== Segment start ==
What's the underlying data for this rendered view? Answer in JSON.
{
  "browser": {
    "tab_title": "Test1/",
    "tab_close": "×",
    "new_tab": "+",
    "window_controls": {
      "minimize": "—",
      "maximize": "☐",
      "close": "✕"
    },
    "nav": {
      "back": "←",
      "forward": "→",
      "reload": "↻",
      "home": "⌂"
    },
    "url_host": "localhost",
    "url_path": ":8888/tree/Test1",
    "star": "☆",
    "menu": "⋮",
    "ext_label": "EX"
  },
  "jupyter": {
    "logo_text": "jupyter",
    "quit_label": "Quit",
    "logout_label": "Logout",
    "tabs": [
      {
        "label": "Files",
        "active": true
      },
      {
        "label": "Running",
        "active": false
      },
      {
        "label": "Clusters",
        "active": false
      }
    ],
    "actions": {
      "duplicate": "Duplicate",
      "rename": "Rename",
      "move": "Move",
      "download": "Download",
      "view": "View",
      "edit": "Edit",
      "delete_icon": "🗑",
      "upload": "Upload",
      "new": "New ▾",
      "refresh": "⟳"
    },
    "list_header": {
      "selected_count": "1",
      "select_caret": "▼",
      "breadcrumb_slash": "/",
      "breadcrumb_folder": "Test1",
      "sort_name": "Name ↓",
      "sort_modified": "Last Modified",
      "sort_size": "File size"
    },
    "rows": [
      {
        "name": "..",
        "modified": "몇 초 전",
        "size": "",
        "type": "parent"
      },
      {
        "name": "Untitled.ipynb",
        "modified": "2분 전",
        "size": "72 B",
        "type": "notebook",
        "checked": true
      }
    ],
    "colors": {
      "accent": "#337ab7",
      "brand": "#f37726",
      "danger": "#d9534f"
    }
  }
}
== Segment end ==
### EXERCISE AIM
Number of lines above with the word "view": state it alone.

### WRITTEN RESPONSE
2